No quarter given.
I thought I was doing the right thing taking the photo’s without the flash with as much ambient light as I could generate and then using picasa to correct the white balance etc. However, looking at the new pictures (uploaded) they’re worse than the ones I initially took with the flash ages ago. These are only there to get the basic images on-line so folk can see the figures, but I’m still annoyed at myself. Internal warring between the ‘it’s done, leave it, they’re only crappy little miniatures’ and the ‘do it right, if it’s worth doing it’s worth doing it right’ factions.
I’m going to take Simes up on his offer to do some good photo’s of some of the better mini’s, this isn’t about that, it’s just about having a library of all the minis I’ve got in photo form.
Maybe I’ll do them again, but much later.
This is a similar issue to when I was doing the photo scans, ended up throwing a good weeks worth of work away when I changed my mind about DPI and file format.
Anyway, here’s some of the earliest miniatures, in their terrible horrific glory.
After writing the last post I thought I’d go looking for some really old mini’s, what I thought would take 10 minutes turned into 3 hours of photographing even more of them. I found several more batches that I’d not photographed before, and despite the fact that many of them are very early pieces and so painted really badly, I’m going to post them to the picasa albums anyway.
In some respects, the terrible ones are an inspiration, because it reminds me that I have actually gotten better over time. I did find some really old models and one of the earliest figures I painted (in enamel) which I’ll post pictures of later.
Now I have to work out how to repack and store a bunch of mini’s that I’ve taken out of the tin they were in because it wasn’t a good place for them, despite the fact that I probably have no-where better to put them either.
The five hobbies I’ve been doing since my early teens are watching movies, reading books, using computers, playing games and painting miniatures. Books have changed the least, although I suspect we’re on the cusp of something in that area. Computers have changed beyond recognition and now take part in every aspect of my day-to-day life.
But I’m surprised by how much has changed in the world of miniatures. When I was collecting and painting miniatures in the 80’s, they were pretty cool, almost all metal and made by a range of companies. They were sold in Beatties and various model shops as well as early hobby stores. The model detail was ok, but they weren’t always very crisp. Multi-part pieces didn’t really fit together that well and you had to spend a lot of time filing and filling. As the 80’s progressed the miniatures got better and at some point, Games Workshop flooded the market with collectable miniature games. Soon, all you could easily get hold of were GW mini’s, and they were plastic! Cheaply moulded, not always very clean and very similar in design. Time moved on again and their mini’s got more complex and more interesting, and now I find, after not painting for quite a while, that in the UK there are a few small family run mini businesses making very high quality figures in a range of genres.

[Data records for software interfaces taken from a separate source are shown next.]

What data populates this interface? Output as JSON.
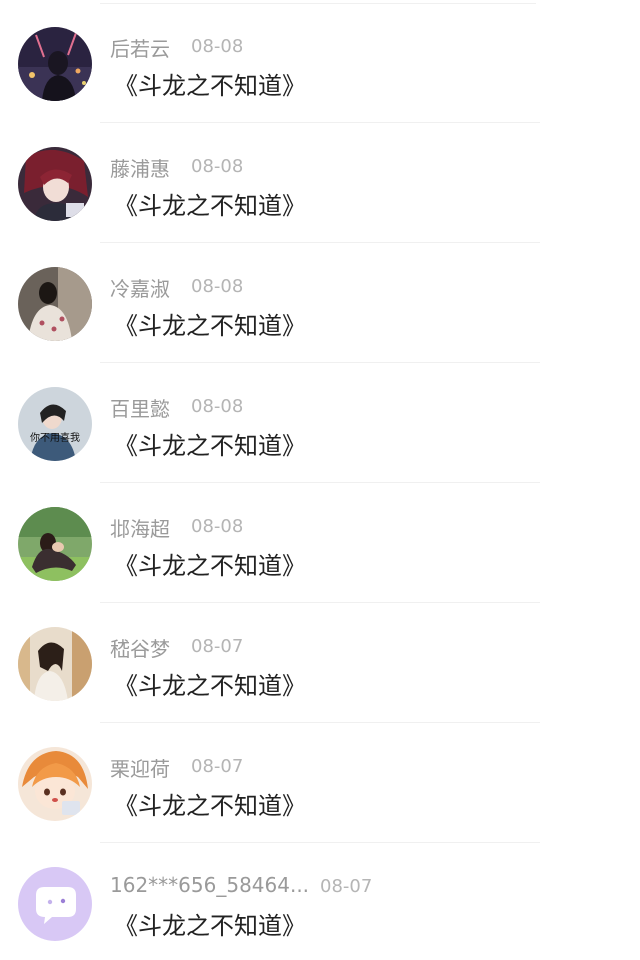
{
  "comments": [
    {
      "user": "后若云",
      "date": "08-08",
      "text": "《斗龙之不知道》",
      "avatar_icon": "user-avatar-photo"
    },
    {
      "user": "藤浦惠",
      "date": "08-08",
      "text": "《斗龙之不知道》",
      "avatar_icon": "user-avatar-photo"
    },
    {
      "user": "冷嘉淑",
      "date": "08-08",
      "text": "《斗龙之不知道》",
      "avatar_icon": "user-avatar-photo"
    },
    {
      "user": "百里懿",
      "date": "08-08",
      "text": "《斗龙之不知道》",
      "avatar_icon": "user-avatar-photo",
      "avatar_caption": "你不用喜我"
    },
    {
      "user": "邶海超",
      "date": "08-08",
      "text": "《斗龙之不知道》",
      "avatar_icon": "user-avatar-photo"
    },
    {
      "user": "嵇谷梦",
      "date": "08-07",
      "text": "《斗龙之不知道》",
      "avatar_icon": "user-avatar-photo"
    },
    {
      "user": "栗迎荷",
      "date": "08-07",
      "text": "《斗龙之不知道》",
      "avatar_icon": "user-avatar-photo"
    },
    {
      "user": "162***656_58464...",
      "date": "08-07",
      "text": "《斗龙之不知道》",
      "avatar_icon": "default-chat-bubble-avatar"
    }
  ],
  "colors": {
    "name": "#9a9a9a",
    "date": "#b5b5b5",
    "comment": "#222222",
    "divider": "#f0f0f0",
    "default_avatar": "#d8c8f5"
  }
}
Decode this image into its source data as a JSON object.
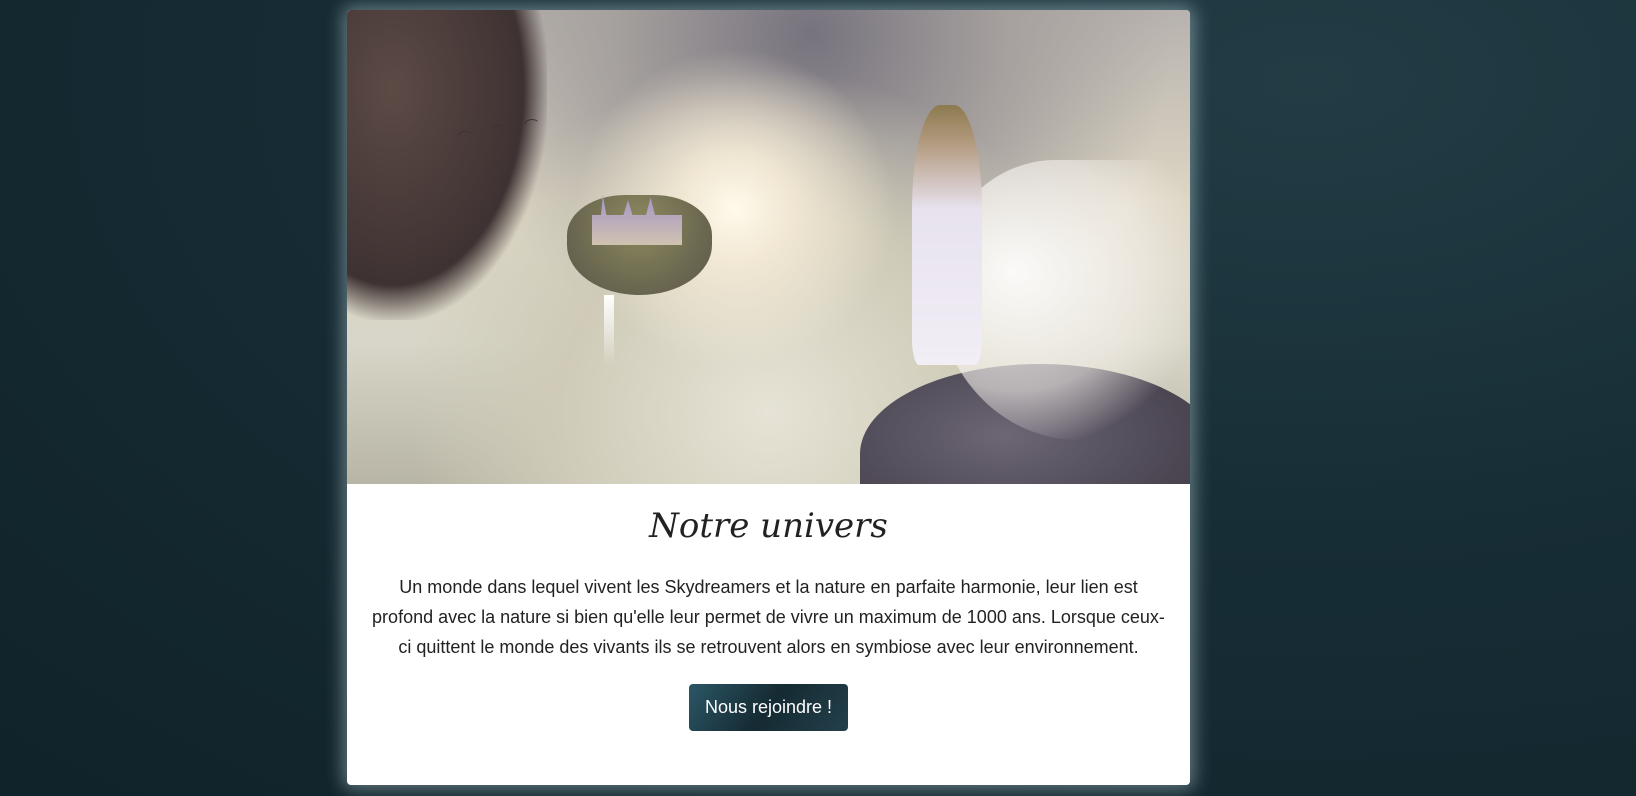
{
  "section": {
    "title": "Notre univers",
    "description": "Un monde dans lequel vivent les Skydreamers et la nature en parfaite harmonie, leur lien est profond avec la nature si bien qu'elle leur permet de vivre un maximum de 1000 ans. Lorsque ceux-ci quittent le monde des vivants ils se retrouvent alors en symbiose avec leur environnement.",
    "button_label": "Nous rejoindre !"
  },
  "hero_image": {
    "icon": "fantasy-sky-castle-image"
  }
}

What has also changed, in my eyes, is the quality of painting. Sure the guys painting for White Dwarf in the early days were good, but these days the quality seems to be on another level all together.
It’s interesting to me because I tend to paint for a while, and then take a long break, and when I come back there’s usually been a major change in the world of miniatures. This time I have a real desire to keep at it, to continue painting for long stretch in the hope that it gives me something to do and that I can actually improve my skill past the point I’m at. I feel that I’m no further forward now than I was in the early 90’s at university because of the long breaks I always take.
If I can paint more often, keep my hand in, as it were, hopefully I’ll be able to improve my skills, and now that I’ve found some amazing mini’s for sale in the UK there’s a wealth of figures I’d just to have a go at.
I’ll try and dig out some of the mini’s I first bought and compare those with the detail on mini’s you can get now.